What is a mine’s equipment? What does it include? What is considered an access road to a mining operation?

These are, you might think, simple, perhaps even banal questions. Think again: the answer to these questions represents the difference between millions of dollars in property taxes pouring into the coffers of municipalities and mining companies across Québec holding on to them.

The Administrative Tribunal of Québec (Immovable Property Division) (hereinafter “TAQ”) was confronted by these questions as part of an appeal lodged by Bloom Lake General Partner Limited against the City of Fermont1.

The underlying principle is simple: municipal taxation is essentially applied as a function of the values entered on the property assessment roll. It is the responsibility of the assessor2 to determine the composition of each assessment unit, what immovables are to be entered on the property assessment role and what their value is.

The law3 provides that certain immovables are not to be entered on the role. Accordingly, their value has no impact on the taxes that can be collected by municipalities.

Among the immovables excluded from the role:

  • “galleries,
  • shafts,
  • excavations,
  • tunnels

Hence the importance of the questions asked above.

With respect to a mine’s equipment, Bloom Lake argued that the equipment of a mine should be taken to refer to all the steps in the operation of a mine, from the extraction of the ore to its marketing and including its processing. Instead, the TAQ adopted a more limited interpretation of the concept of mine equipment that included only the equipment used to extract the ore.

As for the concept of an access road to a mining operation, Bloom Lake claimed that it included all the roads located within the mining operation, i.e. all the roads used by vehicles in the mining operation.

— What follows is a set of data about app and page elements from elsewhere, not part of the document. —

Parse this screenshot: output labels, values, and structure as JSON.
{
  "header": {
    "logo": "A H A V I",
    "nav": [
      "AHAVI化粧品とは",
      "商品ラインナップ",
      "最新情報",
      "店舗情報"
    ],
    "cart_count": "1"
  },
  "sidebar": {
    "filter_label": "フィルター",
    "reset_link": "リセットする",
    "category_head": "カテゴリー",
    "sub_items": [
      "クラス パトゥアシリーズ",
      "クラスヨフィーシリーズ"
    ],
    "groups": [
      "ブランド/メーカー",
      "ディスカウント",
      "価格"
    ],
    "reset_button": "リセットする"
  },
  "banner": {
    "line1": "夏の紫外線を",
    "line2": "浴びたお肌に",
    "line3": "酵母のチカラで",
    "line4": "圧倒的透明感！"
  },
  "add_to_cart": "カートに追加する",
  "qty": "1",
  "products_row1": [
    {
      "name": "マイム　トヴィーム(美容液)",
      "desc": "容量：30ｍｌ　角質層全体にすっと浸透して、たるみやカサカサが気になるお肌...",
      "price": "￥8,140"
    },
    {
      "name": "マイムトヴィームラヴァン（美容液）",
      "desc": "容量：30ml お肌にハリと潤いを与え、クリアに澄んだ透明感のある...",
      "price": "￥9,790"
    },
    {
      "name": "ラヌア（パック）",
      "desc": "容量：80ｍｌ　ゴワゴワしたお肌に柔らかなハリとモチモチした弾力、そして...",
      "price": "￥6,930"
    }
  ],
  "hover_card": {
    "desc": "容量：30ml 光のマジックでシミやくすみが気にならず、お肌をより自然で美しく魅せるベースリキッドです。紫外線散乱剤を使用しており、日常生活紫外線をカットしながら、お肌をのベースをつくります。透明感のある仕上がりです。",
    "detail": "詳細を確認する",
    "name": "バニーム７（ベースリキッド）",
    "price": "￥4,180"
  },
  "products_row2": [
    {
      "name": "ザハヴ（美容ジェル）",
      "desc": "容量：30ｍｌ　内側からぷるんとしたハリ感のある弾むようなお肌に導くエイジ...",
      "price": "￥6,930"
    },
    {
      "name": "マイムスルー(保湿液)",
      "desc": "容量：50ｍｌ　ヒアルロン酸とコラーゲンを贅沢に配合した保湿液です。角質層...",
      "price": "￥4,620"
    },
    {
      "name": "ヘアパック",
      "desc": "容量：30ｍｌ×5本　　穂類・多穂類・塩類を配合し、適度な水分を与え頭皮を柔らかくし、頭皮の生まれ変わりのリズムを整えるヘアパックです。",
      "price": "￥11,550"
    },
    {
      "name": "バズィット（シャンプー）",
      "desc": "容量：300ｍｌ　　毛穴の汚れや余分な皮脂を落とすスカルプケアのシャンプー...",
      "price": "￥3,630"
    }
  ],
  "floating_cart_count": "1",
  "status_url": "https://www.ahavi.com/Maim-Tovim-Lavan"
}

Again here, the claim was not accepted by the TAQ, which instead circumscribed this concept to the road linking the public road to the entry gate of the mining operation.

If the TAQ had accepted the Bloom Lake interpretation, it could have had a serious financial impact for mining companies, which would have had a large part of their immovables that are included in their mining operation excluded from the assessment role.